Last week, the newly published Gagn√© et al. (2017) paper received some attention because the authors pointed out that Arctic sea ice grew substantially between 1950 and 1975, consistent with the in-phase cooling trend during that period.
Gagn√© et al., 2017 “Updated observational datasets without climatological infilling show that there was an increase in sea ice concentration in the Eastern Arctic between 1950 and 1975, contrary to earlier climatology in-filled observational datasets that show weak inter-annual variations during that time period.”
The AARI [Arctic and Antarctic Research Institute] and Walsh & Chapman sea ice data sets used in the paper (see graph above) included exclusively observational evidence — “climatological infilling were not included … we only used observed data”. Both observational data sets indicated that Arctic sea ice concentration anomalies were as low or lower in the early 1950s than they have been during recent decades.
During the early 1950s, CO2 concentrations hovered between 310 and 315 ppm. Today, atmospheric CO2 has reached 400 ppm. And yet early 1950s sea ice extent was similar to or lower than today. This would imply that the Arctic sea ice recession observed in recent decades is well within the range of natural variability, or within the range of what has occurred without human interference or high rates of anthropogenic CO2 emissions.
In the recently published scientific literature, distinguishing between a presumably human-caused influence on climatic trends and natural or internal variability (or “noise”) has not only become more and more difficult, scientists are increasingly pointing out that an anthropogenic signal in climate trends “has yet to be detected above the level of natural climate variability.”

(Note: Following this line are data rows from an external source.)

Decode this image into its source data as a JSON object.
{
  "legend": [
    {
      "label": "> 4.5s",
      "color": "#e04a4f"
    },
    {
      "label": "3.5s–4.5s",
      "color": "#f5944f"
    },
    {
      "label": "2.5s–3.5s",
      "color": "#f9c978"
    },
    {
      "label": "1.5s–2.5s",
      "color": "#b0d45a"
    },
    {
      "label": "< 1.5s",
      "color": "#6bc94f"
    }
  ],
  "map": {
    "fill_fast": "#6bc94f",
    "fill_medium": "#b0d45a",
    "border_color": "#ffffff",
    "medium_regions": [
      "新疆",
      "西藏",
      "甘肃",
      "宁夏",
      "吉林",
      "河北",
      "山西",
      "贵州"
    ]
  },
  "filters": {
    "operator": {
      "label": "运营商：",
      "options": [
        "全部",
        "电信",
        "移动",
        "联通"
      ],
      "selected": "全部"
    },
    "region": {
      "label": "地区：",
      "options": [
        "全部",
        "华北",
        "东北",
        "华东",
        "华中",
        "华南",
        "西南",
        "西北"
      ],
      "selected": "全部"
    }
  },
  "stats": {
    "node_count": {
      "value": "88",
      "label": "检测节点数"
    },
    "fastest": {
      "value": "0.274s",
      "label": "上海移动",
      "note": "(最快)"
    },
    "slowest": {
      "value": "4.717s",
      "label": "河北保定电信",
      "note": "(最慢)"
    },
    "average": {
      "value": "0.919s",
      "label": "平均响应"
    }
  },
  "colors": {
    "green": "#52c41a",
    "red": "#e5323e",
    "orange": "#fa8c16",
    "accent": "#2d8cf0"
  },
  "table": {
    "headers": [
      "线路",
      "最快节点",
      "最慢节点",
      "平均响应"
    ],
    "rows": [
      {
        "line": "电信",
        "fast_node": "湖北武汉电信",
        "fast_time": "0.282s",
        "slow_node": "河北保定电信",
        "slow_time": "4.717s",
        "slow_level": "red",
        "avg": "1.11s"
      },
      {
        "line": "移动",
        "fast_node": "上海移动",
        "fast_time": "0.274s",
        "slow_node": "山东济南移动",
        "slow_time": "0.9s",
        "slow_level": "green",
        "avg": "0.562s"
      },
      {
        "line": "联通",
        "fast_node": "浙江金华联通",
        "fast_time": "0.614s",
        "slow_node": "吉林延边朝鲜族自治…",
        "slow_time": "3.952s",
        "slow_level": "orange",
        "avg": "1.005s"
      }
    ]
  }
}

In addition to the more than 20 new scientific papers affirming a robust connection between solar forcing and climate already published in 2017, there are another new 20 scientific papers that indicate natural variability and/or natural oceanic/atmospheric oscillations (ENSO, NAO, PDO) dominate as modulators of precipitation, temperature/climate, and sea level/flooding.